*** Entries provided
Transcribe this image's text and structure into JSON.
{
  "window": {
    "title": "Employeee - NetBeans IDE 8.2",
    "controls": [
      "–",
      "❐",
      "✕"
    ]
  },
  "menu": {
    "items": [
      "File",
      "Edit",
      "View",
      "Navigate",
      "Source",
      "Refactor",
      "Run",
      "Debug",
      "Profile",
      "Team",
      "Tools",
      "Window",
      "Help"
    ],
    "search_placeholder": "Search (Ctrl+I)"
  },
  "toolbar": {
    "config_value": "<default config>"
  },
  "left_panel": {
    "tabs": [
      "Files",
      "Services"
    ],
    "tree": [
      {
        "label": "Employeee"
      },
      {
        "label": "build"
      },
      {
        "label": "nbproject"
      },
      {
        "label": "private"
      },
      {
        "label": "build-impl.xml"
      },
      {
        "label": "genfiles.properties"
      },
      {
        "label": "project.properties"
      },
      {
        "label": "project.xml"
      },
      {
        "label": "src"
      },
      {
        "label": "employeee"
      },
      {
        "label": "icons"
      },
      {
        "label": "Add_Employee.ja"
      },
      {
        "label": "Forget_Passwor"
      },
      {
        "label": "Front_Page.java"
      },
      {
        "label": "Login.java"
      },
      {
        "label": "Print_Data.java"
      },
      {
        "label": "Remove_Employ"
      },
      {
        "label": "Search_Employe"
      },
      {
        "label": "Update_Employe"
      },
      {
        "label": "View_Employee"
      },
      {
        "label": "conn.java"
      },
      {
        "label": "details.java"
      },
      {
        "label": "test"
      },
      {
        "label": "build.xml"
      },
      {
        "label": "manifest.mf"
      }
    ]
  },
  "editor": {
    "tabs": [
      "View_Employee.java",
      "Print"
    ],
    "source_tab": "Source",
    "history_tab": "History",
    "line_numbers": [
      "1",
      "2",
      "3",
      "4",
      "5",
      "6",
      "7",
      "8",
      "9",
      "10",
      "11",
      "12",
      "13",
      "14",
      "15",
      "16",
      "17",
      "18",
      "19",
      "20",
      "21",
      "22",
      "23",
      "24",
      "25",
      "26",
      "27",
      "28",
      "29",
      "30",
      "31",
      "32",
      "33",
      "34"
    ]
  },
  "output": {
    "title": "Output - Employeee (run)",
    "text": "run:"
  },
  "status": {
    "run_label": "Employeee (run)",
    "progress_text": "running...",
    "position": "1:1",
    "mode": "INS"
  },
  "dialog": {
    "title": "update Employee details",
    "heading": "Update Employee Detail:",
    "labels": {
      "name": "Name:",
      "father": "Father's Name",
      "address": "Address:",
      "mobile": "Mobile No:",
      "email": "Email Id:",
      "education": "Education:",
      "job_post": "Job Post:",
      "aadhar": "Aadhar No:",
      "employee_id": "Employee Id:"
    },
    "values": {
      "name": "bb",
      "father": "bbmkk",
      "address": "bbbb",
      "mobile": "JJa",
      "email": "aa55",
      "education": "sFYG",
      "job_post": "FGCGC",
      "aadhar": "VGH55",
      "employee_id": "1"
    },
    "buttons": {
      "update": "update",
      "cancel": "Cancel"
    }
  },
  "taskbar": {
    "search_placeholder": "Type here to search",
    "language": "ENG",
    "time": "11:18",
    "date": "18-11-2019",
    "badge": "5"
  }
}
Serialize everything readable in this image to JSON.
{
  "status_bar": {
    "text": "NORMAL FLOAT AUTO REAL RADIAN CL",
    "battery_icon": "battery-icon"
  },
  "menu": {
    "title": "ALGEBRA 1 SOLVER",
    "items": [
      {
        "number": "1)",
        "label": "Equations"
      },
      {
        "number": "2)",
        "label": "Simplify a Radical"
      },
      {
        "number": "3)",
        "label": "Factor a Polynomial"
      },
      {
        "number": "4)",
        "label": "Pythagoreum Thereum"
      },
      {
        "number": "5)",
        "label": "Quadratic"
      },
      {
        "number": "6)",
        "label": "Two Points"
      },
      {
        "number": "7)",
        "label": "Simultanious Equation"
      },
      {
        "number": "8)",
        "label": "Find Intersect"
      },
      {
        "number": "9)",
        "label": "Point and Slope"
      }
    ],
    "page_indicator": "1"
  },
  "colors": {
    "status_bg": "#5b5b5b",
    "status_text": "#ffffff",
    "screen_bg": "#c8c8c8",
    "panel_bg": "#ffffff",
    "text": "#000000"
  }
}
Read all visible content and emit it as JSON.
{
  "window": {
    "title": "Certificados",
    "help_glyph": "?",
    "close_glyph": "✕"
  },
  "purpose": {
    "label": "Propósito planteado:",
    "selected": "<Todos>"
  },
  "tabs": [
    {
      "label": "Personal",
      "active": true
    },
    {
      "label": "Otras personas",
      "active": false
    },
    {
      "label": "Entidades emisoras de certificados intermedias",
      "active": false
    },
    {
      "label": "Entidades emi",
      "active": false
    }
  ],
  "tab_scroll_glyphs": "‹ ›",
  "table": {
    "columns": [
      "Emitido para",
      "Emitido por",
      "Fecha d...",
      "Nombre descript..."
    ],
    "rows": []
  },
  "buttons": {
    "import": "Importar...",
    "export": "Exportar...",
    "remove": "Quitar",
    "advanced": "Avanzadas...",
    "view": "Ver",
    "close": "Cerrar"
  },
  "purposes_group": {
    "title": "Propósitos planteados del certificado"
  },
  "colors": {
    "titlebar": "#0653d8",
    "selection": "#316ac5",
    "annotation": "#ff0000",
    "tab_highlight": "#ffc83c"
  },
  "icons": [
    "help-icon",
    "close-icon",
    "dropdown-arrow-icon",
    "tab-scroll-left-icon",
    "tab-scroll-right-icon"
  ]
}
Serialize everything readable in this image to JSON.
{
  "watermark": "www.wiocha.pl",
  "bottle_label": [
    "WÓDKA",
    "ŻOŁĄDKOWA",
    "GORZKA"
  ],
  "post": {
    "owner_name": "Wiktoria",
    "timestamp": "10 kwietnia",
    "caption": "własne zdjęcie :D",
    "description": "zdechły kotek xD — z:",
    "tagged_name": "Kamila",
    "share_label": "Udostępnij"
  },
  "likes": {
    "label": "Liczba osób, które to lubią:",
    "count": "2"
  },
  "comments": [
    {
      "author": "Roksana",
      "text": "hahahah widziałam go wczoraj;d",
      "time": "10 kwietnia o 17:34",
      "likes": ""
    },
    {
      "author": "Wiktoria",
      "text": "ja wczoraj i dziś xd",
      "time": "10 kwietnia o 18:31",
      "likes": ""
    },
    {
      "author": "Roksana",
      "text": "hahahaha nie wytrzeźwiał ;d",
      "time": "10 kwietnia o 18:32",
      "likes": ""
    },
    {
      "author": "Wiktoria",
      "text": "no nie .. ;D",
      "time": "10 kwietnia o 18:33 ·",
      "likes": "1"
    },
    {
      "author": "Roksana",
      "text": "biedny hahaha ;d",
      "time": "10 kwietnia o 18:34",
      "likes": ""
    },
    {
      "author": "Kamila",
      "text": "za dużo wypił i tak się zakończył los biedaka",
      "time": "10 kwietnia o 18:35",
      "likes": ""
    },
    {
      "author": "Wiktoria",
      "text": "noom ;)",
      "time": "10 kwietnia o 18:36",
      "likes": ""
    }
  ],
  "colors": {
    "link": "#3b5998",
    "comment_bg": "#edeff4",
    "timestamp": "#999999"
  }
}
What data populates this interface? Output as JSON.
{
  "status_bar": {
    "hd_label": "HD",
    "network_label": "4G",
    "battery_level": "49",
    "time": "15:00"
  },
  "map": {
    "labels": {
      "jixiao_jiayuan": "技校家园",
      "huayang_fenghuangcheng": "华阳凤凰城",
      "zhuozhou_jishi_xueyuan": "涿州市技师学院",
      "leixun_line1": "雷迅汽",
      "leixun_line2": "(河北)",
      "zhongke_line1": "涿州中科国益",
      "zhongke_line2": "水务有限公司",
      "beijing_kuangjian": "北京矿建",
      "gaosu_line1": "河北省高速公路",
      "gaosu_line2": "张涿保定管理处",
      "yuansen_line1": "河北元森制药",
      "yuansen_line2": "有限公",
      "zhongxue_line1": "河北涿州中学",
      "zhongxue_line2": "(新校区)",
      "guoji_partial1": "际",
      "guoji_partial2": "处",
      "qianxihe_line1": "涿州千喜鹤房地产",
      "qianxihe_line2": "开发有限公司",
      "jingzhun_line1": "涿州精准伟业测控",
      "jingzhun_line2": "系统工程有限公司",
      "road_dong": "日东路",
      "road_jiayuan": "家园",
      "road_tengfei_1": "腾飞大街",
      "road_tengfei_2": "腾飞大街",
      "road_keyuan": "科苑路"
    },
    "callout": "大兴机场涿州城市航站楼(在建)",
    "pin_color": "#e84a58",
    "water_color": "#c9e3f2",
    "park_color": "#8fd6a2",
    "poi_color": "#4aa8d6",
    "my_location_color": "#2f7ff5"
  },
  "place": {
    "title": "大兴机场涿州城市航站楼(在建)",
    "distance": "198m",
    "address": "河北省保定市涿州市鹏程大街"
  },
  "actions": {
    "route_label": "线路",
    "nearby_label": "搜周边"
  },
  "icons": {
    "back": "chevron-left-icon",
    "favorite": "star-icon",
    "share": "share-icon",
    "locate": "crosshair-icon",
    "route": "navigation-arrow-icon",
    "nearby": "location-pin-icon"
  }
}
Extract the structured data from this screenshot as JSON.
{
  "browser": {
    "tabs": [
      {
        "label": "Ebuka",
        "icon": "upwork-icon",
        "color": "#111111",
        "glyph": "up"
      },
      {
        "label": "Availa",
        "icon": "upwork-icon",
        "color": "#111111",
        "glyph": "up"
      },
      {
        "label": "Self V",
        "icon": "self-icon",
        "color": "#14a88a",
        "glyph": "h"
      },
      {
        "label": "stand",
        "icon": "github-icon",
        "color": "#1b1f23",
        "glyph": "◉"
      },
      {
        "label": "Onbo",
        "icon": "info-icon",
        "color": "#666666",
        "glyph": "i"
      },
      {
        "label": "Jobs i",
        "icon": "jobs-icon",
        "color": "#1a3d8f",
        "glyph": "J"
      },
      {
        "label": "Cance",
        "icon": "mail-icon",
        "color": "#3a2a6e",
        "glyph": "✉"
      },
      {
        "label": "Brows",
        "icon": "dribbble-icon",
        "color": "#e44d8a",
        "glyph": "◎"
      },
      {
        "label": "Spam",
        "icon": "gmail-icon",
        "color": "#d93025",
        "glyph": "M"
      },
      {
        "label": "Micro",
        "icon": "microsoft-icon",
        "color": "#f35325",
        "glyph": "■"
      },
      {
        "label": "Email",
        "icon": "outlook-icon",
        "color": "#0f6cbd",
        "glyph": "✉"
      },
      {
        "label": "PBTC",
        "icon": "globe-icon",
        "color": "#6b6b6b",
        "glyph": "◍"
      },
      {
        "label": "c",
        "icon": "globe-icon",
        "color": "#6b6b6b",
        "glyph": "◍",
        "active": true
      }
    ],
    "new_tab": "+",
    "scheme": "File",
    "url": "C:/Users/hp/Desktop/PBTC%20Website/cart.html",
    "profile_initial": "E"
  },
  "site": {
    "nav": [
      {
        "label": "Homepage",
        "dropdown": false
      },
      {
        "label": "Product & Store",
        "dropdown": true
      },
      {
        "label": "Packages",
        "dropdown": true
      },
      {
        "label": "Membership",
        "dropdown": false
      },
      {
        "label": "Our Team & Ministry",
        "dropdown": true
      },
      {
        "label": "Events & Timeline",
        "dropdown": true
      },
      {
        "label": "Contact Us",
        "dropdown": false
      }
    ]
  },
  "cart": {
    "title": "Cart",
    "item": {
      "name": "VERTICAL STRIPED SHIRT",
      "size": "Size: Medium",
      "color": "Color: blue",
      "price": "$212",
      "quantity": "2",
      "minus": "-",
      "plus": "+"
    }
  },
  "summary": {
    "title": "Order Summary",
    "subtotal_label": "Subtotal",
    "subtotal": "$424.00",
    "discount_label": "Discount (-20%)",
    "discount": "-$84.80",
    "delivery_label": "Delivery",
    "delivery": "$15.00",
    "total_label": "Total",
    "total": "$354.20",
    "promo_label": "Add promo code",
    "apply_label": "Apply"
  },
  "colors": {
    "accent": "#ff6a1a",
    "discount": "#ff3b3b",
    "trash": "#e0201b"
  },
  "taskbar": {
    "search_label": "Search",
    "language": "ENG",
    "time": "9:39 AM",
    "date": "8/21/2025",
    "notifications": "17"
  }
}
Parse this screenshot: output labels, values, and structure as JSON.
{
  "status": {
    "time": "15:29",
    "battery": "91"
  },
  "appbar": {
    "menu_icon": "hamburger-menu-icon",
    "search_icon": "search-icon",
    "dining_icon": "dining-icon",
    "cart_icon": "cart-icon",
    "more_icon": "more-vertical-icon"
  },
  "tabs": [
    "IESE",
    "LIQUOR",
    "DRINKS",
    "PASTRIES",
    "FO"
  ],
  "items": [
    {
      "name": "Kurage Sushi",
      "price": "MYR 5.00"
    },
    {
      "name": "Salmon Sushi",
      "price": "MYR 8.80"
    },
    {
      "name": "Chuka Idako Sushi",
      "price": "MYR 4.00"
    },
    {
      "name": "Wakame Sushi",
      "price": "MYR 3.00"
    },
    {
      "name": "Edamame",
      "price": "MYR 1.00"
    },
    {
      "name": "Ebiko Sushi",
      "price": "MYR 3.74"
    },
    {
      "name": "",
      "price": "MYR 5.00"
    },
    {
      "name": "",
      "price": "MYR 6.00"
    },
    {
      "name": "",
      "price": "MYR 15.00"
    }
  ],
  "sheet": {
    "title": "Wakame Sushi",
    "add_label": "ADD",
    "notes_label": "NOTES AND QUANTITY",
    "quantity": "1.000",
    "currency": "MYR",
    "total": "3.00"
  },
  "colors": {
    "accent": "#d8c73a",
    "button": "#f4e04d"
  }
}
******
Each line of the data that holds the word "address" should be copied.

- Task solution:
      "address": "Address:",
      "address": "bbbb",
    "address": "河北省保定市涿州市鹏程大街"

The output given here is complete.